Top of Data for review

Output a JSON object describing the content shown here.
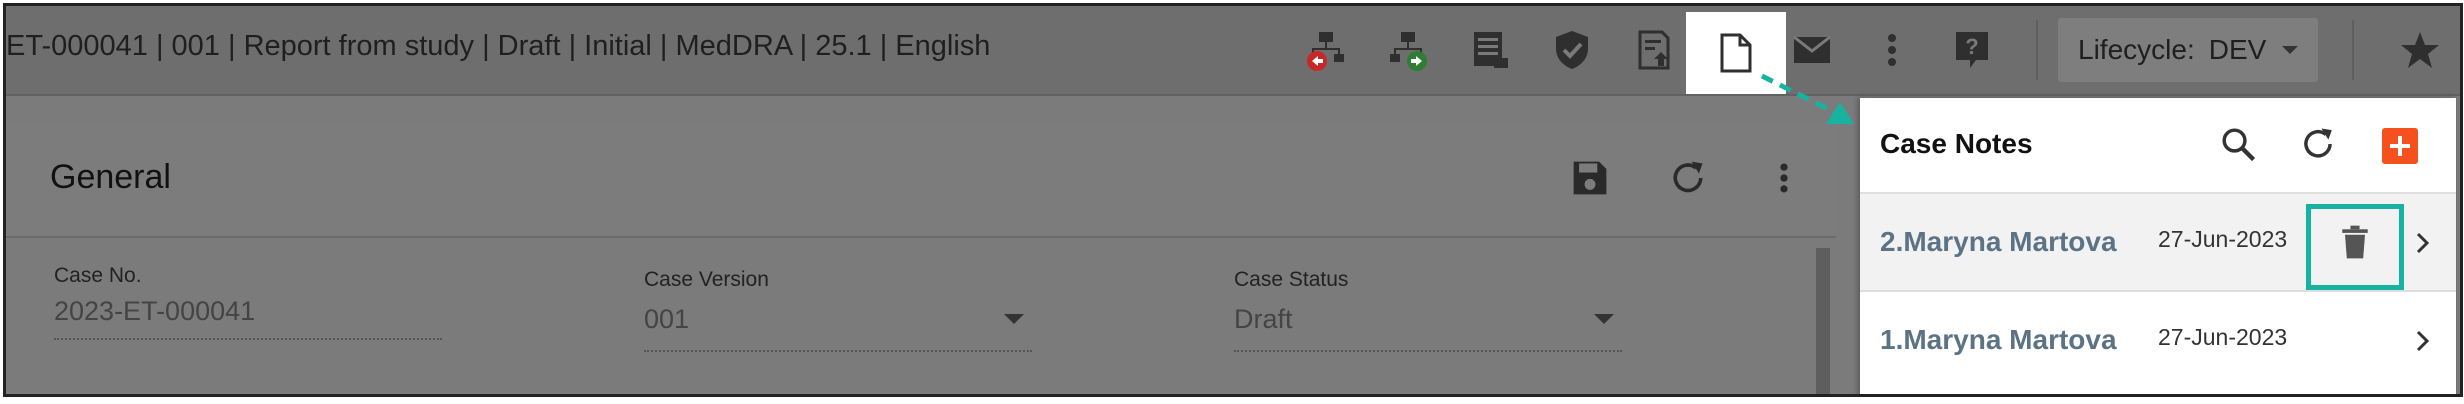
{
  "header": {
    "case_title": "ET-000041 | 001 | Report from study | Draft | Initial | MedDRA | 25.1 | English",
    "toolbar_icons": [
      "hierarchy-back-icon",
      "hierarchy-forward-icon",
      "report-list-icon",
      "shield-check-icon",
      "document-upload-icon",
      "notes-document-icon",
      "mail-icon",
      "more-vert-icon",
      "help-icon"
    ],
    "lifecycle": {
      "label": "Lifecycle:",
      "value": "DEV"
    }
  },
  "general": {
    "title": "General",
    "fields": [
      {
        "label": "Case No.",
        "value": "2023-ET-000041"
      },
      {
        "label": "Case Version",
        "value": "001"
      },
      {
        "label": "Case Status",
        "value": "Draft"
      }
    ]
  },
  "case_notes": {
    "title": "Case Notes",
    "notes": [
      {
        "author": "2.Maryna Martova",
        "date": "27-Jun-2023"
      },
      {
        "author": "1.Maryna Martova",
        "date": "27-Jun-2023"
      }
    ]
  },
  "colors": {
    "accent_add": "#f4511e",
    "highlight": "#17b3a0",
    "author_text": "#5c7285"
  }
}
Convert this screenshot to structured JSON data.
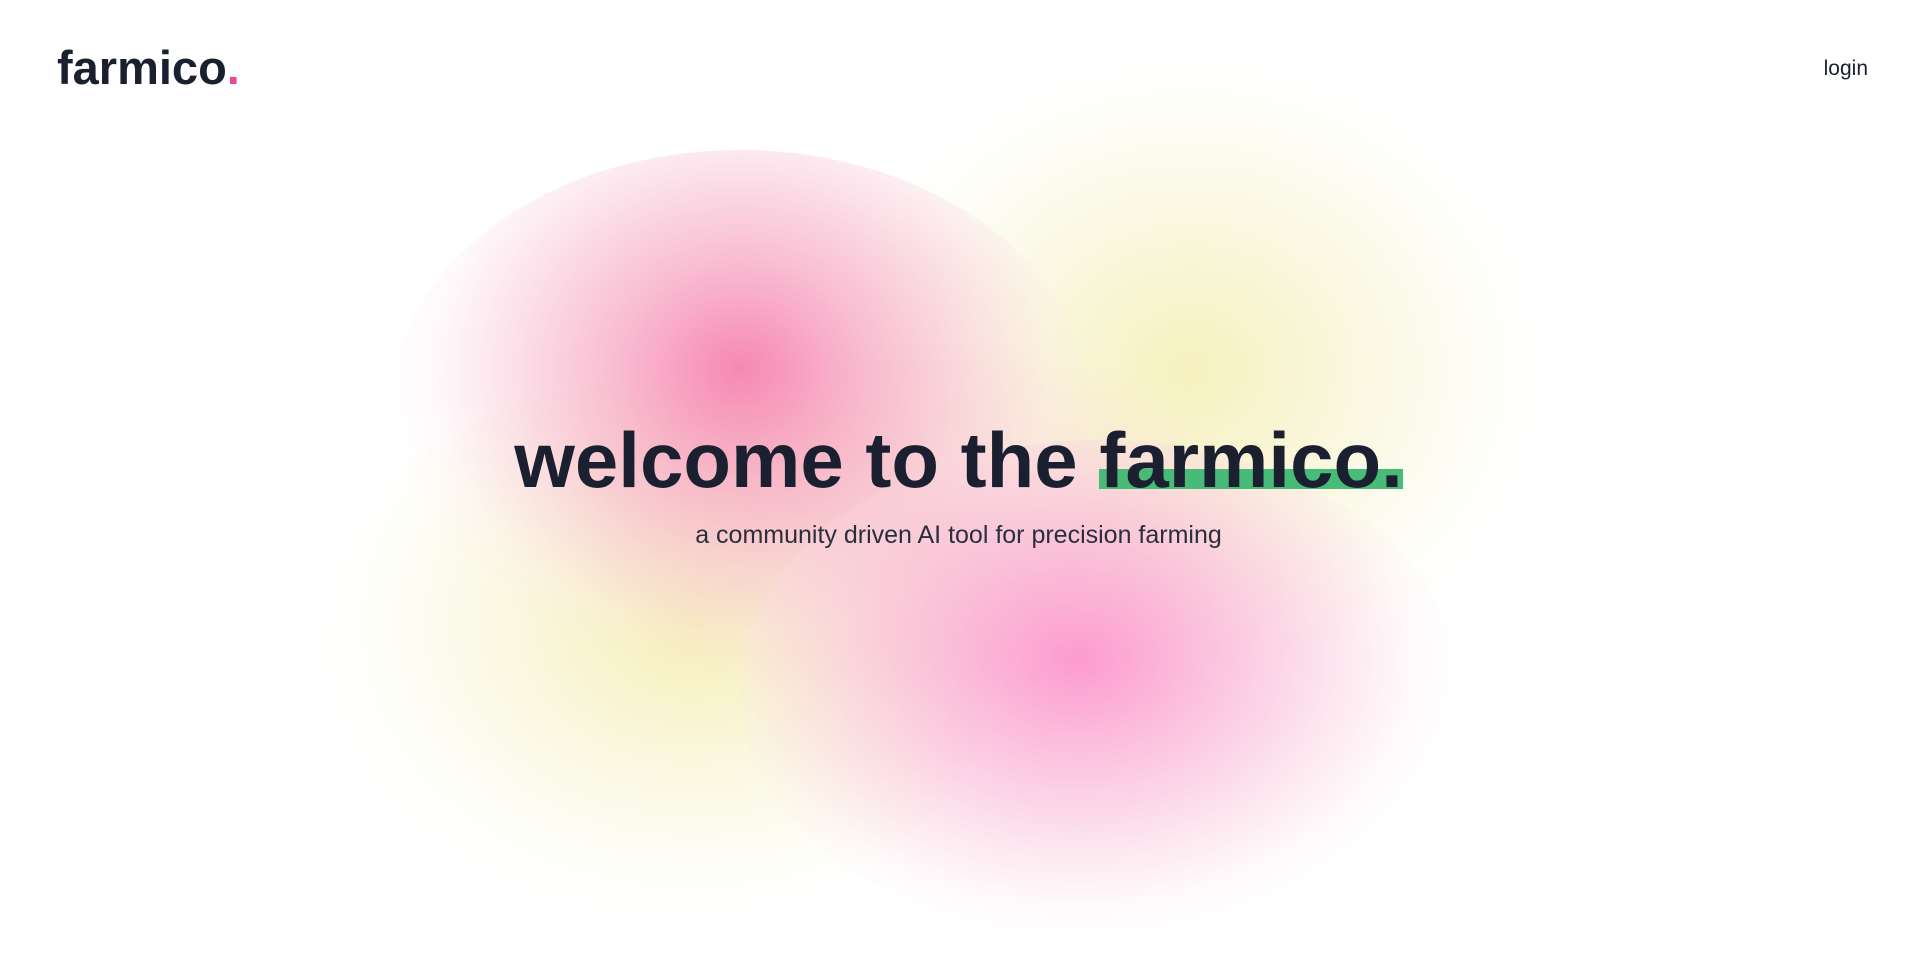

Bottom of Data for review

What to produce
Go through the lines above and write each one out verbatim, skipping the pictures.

Your solution
Output a JSON object describing the content shown here.
{
  "header": {
    "case_title": "ET-000041 | 001 | Report from study | Draft | Initial | MedDRA | 25.1 | English",
    "toolbar_icons": [
      "hierarchy-back-icon",
      "hierarchy-forward-icon",
      "report-list-icon",
      "shield-check-icon",
      "document-upload-icon",
      "notes-document-icon",
      "mail-icon",
      "more-vert-icon",
      "help-icon"
    ],
    "lifecycle": {
      "label": "Lifecycle:",
      "value": "DEV"
    }
  },
  "general": {
    "title": "General",
    "fields": [
      {
        "label": "Case No.",
        "value": "2023-ET-000041"
      },
      {
        "label": "Case Version",
        "value": "001"
      },
      {
        "label": "Case Status",
        "value": "Draft"
      }
    ]
  },
  "case_notes": {
    "title": "Case Notes",
    "notes": [
      {
        "author": "2.Maryna Martova",
        "date": "27-Jun-2023"
      },
      {
        "author": "1.Maryna Martova",
        "date": "27-Jun-2023"
      }
    ]
  },
  "colors": {
    "accent_add": "#f4511e",
    "highlight": "#17b3a0",
    "author_text": "#5c7285"
  }
}
Convert this screenshot to structured JSON data.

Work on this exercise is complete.